■ PROBLEM DETAILS
Repeat the entries exactly, and do not carry the pictures over.

....................

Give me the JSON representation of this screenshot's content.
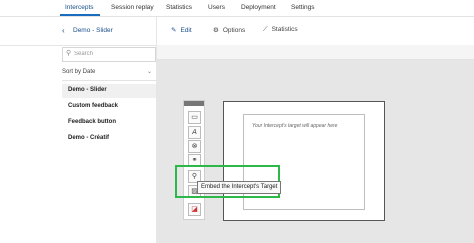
{
  "nav": {
    "tabs": [
      {
        "label": "Intercepts"
      },
      {
        "label": "Session replay"
      },
      {
        "label": "Statistics"
      },
      {
        "label": "Users"
      },
      {
        "label": "Deployment"
      },
      {
        "label": "Settings"
      }
    ],
    "active_tab": "Intercepts"
  },
  "sidebar": {
    "title": "Demo - Slider",
    "back_icon": "chevron-left-icon",
    "search_placeholder": "Search",
    "sort_label": "Sort by Date",
    "items": [
      {
        "label": "Demo - Slider",
        "active": true
      },
      {
        "label": "Custom feedback",
        "active": false
      },
      {
        "label": "Feedback button",
        "active": false
      },
      {
        "label": "Demo - Créatif",
        "active": false
      }
    ]
  },
  "toolbar": {
    "edit_label": "Edit",
    "options_label": "Options",
    "statistics_label": "Statistics"
  },
  "palette": {
    "tools": [
      {
        "icon": "rectangle-icon",
        "glyph": "▭"
      },
      {
        "icon": "text-icon",
        "glyph": "A"
      },
      {
        "icon": "close-circle-icon",
        "glyph": "⊗"
      },
      {
        "icon": "link-icon",
        "glyph": "⚭"
      },
      {
        "icon": "embed-link-icon",
        "glyph": "⚲"
      },
      {
        "icon": "image-icon",
        "glyph": "▨"
      },
      {
        "icon": "color-swatch-icon",
        "glyph": "◪"
      }
    ]
  },
  "preview": {
    "placeholder_text": "Your Intercept's target will appear here"
  },
  "tooltip": {
    "text": "Embed the Intercept's Target"
  },
  "colors": {
    "accent": "#1a4f8c",
    "highlight": "#2db84a",
    "canvas": "#e6e6e6"
  }
}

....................

■ WORKED SOLUTION
Give me the JSON representation of this screenshot's content.
{
  "nav": {
    "tabs": [
      {
        "label": "Intercepts"
      },
      {
        "label": "Session replay"
      },
      {
        "label": "Statistics"
      },
      {
        "label": "Users"
      },
      {
        "label": "Deployment"
      },
      {
        "label": "Settings"
      }
    ],
    "active_tab": "Intercepts"
  },
  "sidebar": {
    "title": "Demo - Slider",
    "back_icon": "chevron-left-icon",
    "search_placeholder": "Search",
    "sort_label": "Sort by Date",
    "items": [
      {
        "label": "Demo - Slider",
        "active": true
      },
      {
        "label": "Custom feedback",
        "active": false
      },
      {
        "label": "Feedback button",
        "active": false
      },
      {
        "label": "Demo - Créatif",
        "active": false
      }
    ]
  },
  "toolbar": {
    "edit_label": "Edit",
    "options_label": "Options",
    "statistics_label": "Statistics"
  },
  "palette": {
    "tools": [
      {
        "icon": "rectangle-icon",
        "glyph": "▭"
      },
      {
        "icon": "text-icon",
        "glyph": "A"
      },
      {
        "icon": "close-circle-icon",
        "glyph": "⊗"
      },
      {
        "icon": "link-icon",
        "glyph": "⚭"
      },
      {
        "icon": "embed-link-icon",
        "glyph": "⚲"
      },
      {
        "icon": "image-icon",
        "glyph": "▨"
      },
      {
        "icon": "color-swatch-icon",
        "glyph": "◪"
      }
    ]
  },
  "preview": {
    "placeholder_text": "Your Intercept's target will appear here"
  },
  "tooltip": {
    "text": "Embed the Intercept's Target"
  },
  "colors": {
    "accent": "#1a4f8c",
    "highlight": "#2db84a",
    "canvas": "#e6e6e6"
  }
}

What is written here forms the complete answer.